[Items from an interface collection]
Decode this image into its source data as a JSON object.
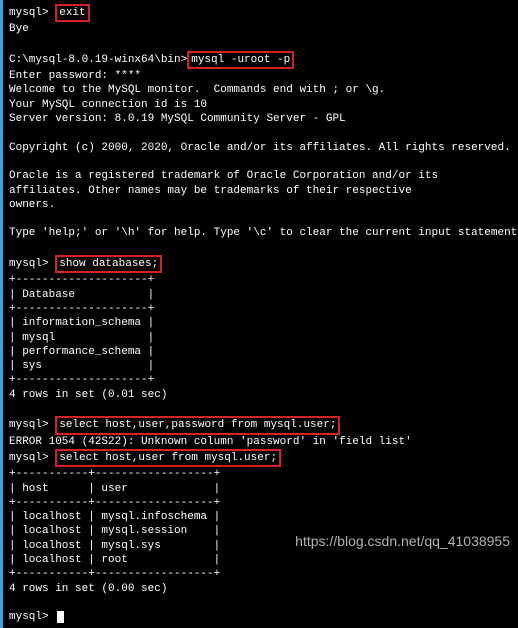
{
  "prompt_exit": {
    "prefix": "mysql> ",
    "cmd": "exit"
  },
  "bye": "Bye",
  "login_line": {
    "prefix": "C:\\mysql-8.0.19-winx64\\bin>",
    "cmd": "mysql -uroot -p"
  },
  "password_line": "Enter password: ****",
  "welcome1": "Welcome to the MySQL monitor.  Commands end with ; or \\g.",
  "welcome2": "Your MySQL connection id is 10",
  "welcome3": "Server version: 8.0.19 MySQL Community Server - GPL",
  "copyright": "Copyright (c) 2000, 2020, Oracle and/or its affiliates. All rights reserved.",
  "trademark1": "Oracle is a registered trademark of Oracle Corporation and/or its",
  "trademark2": "affiliates. Other names may be trademarks of their respective",
  "trademark3": "owners.",
  "help": "Type 'help;' or '\\h' for help. Type '\\c' to clear the current input statement.",
  "show_db": {
    "prefix": "mysql> ",
    "cmd": "show databases;"
  },
  "db_border": "+--------------------+",
  "db_header": "| Database           |",
  "db_rows": [
    "| information_schema |",
    "| mysql              |",
    "| performance_schema |",
    "| sys                |"
  ],
  "rows_result1": "4 rows in set (0.01 sec)",
  "select1": {
    "prefix": "mysql> ",
    "cmd": "select host,user,password from mysql.user;"
  },
  "error_line": "ERROR 1054 (42S22): Unknown column 'password' in 'field list'",
  "select2": {
    "prefix": "mysql> ",
    "cmd": "select host,user from mysql.user;"
  },
  "user_border": "+-----------+------------------+",
  "user_header": "| host      | user             |",
  "user_rows": [
    "| localhost | mysql.infoschema |",
    "| localhost | mysql.session    |",
    "| localhost | mysql.sys        |",
    "| localhost | root             |"
  ],
  "rows_result2": "4 rows in set (0.00 sec)",
  "final_prompt": "mysql> ",
  "watermark": "https://blog.csdn.net/qq_41038955"
}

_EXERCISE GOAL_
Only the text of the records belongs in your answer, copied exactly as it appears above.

_TASK RESULT_
Decode this image into its source data as a JSON object.
{
  "prompt_exit": {
    "prefix": "mysql> ",
    "cmd": "exit"
  },
  "bye": "Bye",
  "login_line": {
    "prefix": "C:\\mysql-8.0.19-winx64\\bin>",
    "cmd": "mysql -uroot -p"
  },
  "password_line": "Enter password: ****",
  "welcome1": "Welcome to the MySQL monitor.  Commands end with ; or \\g.",
  "welcome2": "Your MySQL connection id is 10",
  "welcome3": "Server version: 8.0.19 MySQL Community Server - GPL",
  "copyright": "Copyright (c) 2000, 2020, Oracle and/or its affiliates. All rights reserved.",
  "trademark1": "Oracle is a registered trademark of Oracle Corporation and/or its",
  "trademark2": "affiliates. Other names may be trademarks of their respective",
  "trademark3": "owners.",
  "help": "Type 'help;' or '\\h' for help. Type '\\c' to clear the current input statement.",
  "show_db": {
    "prefix": "mysql> ",
    "cmd": "show databases;"
  },
  "db_border": "+--------------------+",
  "db_header": "| Database           |",
  "db_rows": [
    "| information_schema |",
    "| mysql              |",
    "| performance_schema |",
    "| sys                |"
  ],
  "rows_result1": "4 rows in set (0.01 sec)",
  "select1": {
    "prefix": "mysql> ",
    "cmd": "select host,user,password from mysql.user;"
  },
  "error_line": "ERROR 1054 (42S22): Unknown column 'password' in 'field list'",
  "select2": {
    "prefix": "mysql> ",
    "cmd": "select host,user from mysql.user;"
  },
  "user_border": "+-----------+------------------+",
  "user_header": "| host      | user             |",
  "user_rows": [
    "| localhost | mysql.infoschema |",
    "| localhost | mysql.session    |",
    "| localhost | mysql.sys        |",
    "| localhost | root             |"
  ],
  "rows_result2": "4 rows in set (0.00 sec)",
  "final_prompt": "mysql> ",
  "watermark": "https://blog.csdn.net/qq_41038955"
}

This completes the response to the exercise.